Ethical Issues • Everything that applies to behavioral experiments plus… - Risk of disease

Ethical Issues • Everything that applies to behavioral experiments plus… - Risk of disease transmission • • High impedance helps (because abrasion is not needed) Need thoughtful disinfection (even for high impedance) - Risk of electrical shock • - • • Optical isolation and/or battery power Headache from electrode cap Gel in hair Long duration of experiment Claustrophobia Concerns about privacy of EEG data Providing clear information in advance is the best way to prevent problems Also: Don’t fish for p values

CRT Basics

CRT Basics

Stimulus Presentation • Testing the timing of event codes - Digitize at ~1000 Hz

Stimulus Presentation • Testing the timing of event codes - Digitize at ~1000 Hz - Point some kind of light-sensitive device to the video monitor and connect to digitization system • • Measure from the upper left corner of the monitor Also try other locations to assess delay - Present stimuli with event codes and record the stimulus - See when the stimuli are actually presented relative to the event codes

CRT Test

CRT Test

LCD Test

LCD Test

Auditory Stimulus Presentation • Auditory artifacts - Speaker in headphones may induce a current

Auditory Stimulus Presentation • Auditory artifacts - Speaker in headphones may induce a current in your electrodes/wires - Post-auricular muscle twitch • Testing the timing of event codes - Digitize at fastest possible rate (e. g. , 10 KHz) - Connect auditory output (or a microphone) to the digitization system • You might want to use a square-wave tone or a 50 -Hz sine wave - Present stimuli with event codes and record the stimulus - See when the stimuli are actually presented relative to the event codes
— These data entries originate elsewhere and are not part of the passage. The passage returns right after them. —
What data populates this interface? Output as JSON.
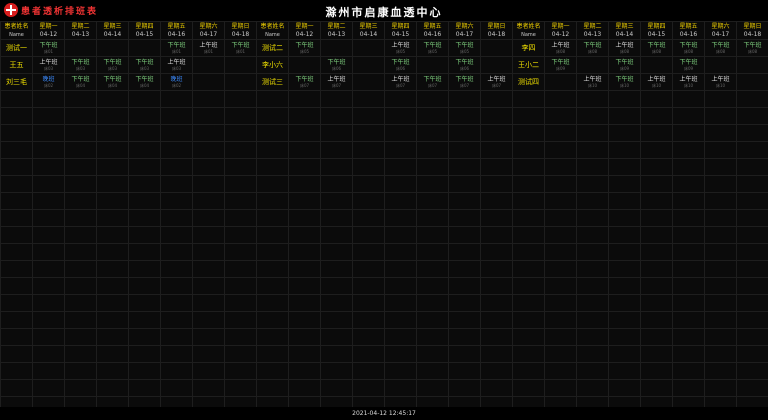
{
  "header": {
    "app_title": "患者透析排班表",
    "center_name": "滁州市启康血透中心"
  },
  "columns": {
    "name_label": "患者姓名",
    "name_sub": "Name",
    "days": [
      {
        "day": "星期一",
        "date": "04-12"
      },
      {
        "day": "星期二",
        "date": "04-13"
      },
      {
        "day": "星期三",
        "date": "04-14"
      },
      {
        "day": "星期四",
        "date": "04-15"
      },
      {
        "day": "星期五",
        "date": "04-16"
      },
      {
        "day": "星期六",
        "date": "04-17"
      },
      {
        "day": "星期日",
        "date": "04-18"
      }
    ]
  },
  "groups": [
    {
      "patients": [
        {
          "name": "测试一",
          "cells": [
            {
              "t": "下午班",
              "c": "pm",
              "s": "床01"
            },
            null,
            null,
            null,
            {
              "t": "下午班",
              "c": "pm",
              "s": "床01"
            },
            {
              "t": "上午班",
              "c": "am",
              "s": "床01"
            },
            {
              "t": "下午班",
              "c": "pm",
              "s": "床01"
            }
          ]
        },
        {
          "name": "王五",
          "cells": [
            {
              "t": "上午班",
              "c": "am",
              "s": "床03"
            },
            {
              "t": "下午班",
              "c": "pm",
              "s": "床03"
            },
            {
              "t": "下午班",
              "c": "pm",
              "s": "床03"
            },
            {
              "t": "下午班",
              "c": "pm",
              "s": "床03"
            },
            {
              "t": "上午班",
              "c": "am",
              "s": "床03"
            },
            null,
            null
          ]
        },
        {
          "name": "刘三毛",
          "cells": [
            {
              "t": "晚班",
              "c": "mid",
              "s": "床02"
            },
            {
              "t": "下午班",
              "c": "pm",
              "s": "床04"
            },
            {
              "t": "下午班",
              "c": "pm",
              "s": "床04"
            },
            {
              "t": "下午班",
              "c": "pm",
              "s": "床04"
            },
            {
              "t": "晚班",
              "c": "mid",
              "s": "床02"
            },
            null,
            null
          ]
        }
      ]
    },
    {
      "patients": [
        {
          "name": "测试二",
          "cells": [
            {
              "t": "下午班",
              "c": "pm",
              "s": "床05"
            },
            null,
            null,
            {
              "t": "上午班",
              "c": "am",
              "s": "床05"
            },
            {
              "t": "下午班",
              "c": "pm",
              "s": "床05"
            },
            {
              "t": "下午班",
              "c": "pm",
              "s": "床05"
            },
            null
          ]
        },
        {
          "name": "李小六",
          "cells": [
            null,
            {
              "t": "下午班",
              "c": "pm",
              "s": "床06"
            },
            null,
            {
              "t": "下午班",
              "c": "pm",
              "s": "床06"
            },
            null,
            {
              "t": "下午班",
              "c": "pm",
              "s": "床06"
            },
            null
          ]
        },
        {
          "name": "测试三",
          "cells": [
            {
              "t": "下午班",
              "c": "pm",
              "s": "床07"
            },
            {
              "t": "上午班",
              "c": "am",
              "s": "床07"
            },
            null,
            {
              "t": "上午班",
              "c": "am",
              "s": "床07"
            },
            {
              "t": "下午班",
              "c": "pm",
              "s": "床07"
            },
            {
              "t": "下午班",
              "c": "pm",
              "s": "床07"
            },
            {
              "t": "上午班",
              "c": "am",
              "s": "床07"
            }
          ]
        }
      ]
    },
    {
      "patients": [
        {
          "name": "李四",
          "cells": [
            {
              "t": "上午班",
              "c": "am",
              "s": "床08"
            },
            {
              "t": "下午班",
              "c": "pm",
              "s": "床08"
            },
            {
              "t": "上午班",
              "c": "am",
              "s": "床08"
            },
            {
              "t": "下午班",
              "c": "pm",
              "s": "床08"
            },
            {
              "t": "下午班",
              "c": "pm",
              "s": "床08"
            },
            {
              "t": "下午班",
              "c": "pm",
              "s": "床08"
            },
            {
              "t": "下午班",
              "c": "pm",
              "s": "床08"
            }
          ]
        },
        {
          "name": "王小二",
          "cells": [
            {
              "t": "下午班",
              "c": "pm",
              "s": "床09"
            },
            null,
            {
              "t": "下午班",
              "c": "pm",
              "s": "床09"
            },
            null,
            {
              "t": "下午班",
              "c": "pm",
              "s": "床09"
            },
            null,
            null
          ]
        },
        {
          "name": "测试四",
          "cells": [
            null,
            {
              "t": "上午班",
              "c": "am",
              "s": "床10"
            },
            {
              "t": "下午班",
              "c": "pm",
              "s": "床10"
            },
            {
              "t": "上午班",
              "c": "am",
              "s": "床10"
            },
            {
              "t": "上午班",
              "c": "am",
              "s": "床10"
            },
            {
              "t": "上午班",
              "c": "am",
              "s": "床10"
            },
            null
          ]
        }
      ]
    }
  ],
  "footer": {
    "timestamp": "2021-04-12 12:45:17"
  }
}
Auditory Stimulus Presentation • Look for constant and variable delays

Auditory Stimulus Presentation • Look for constant and variable delays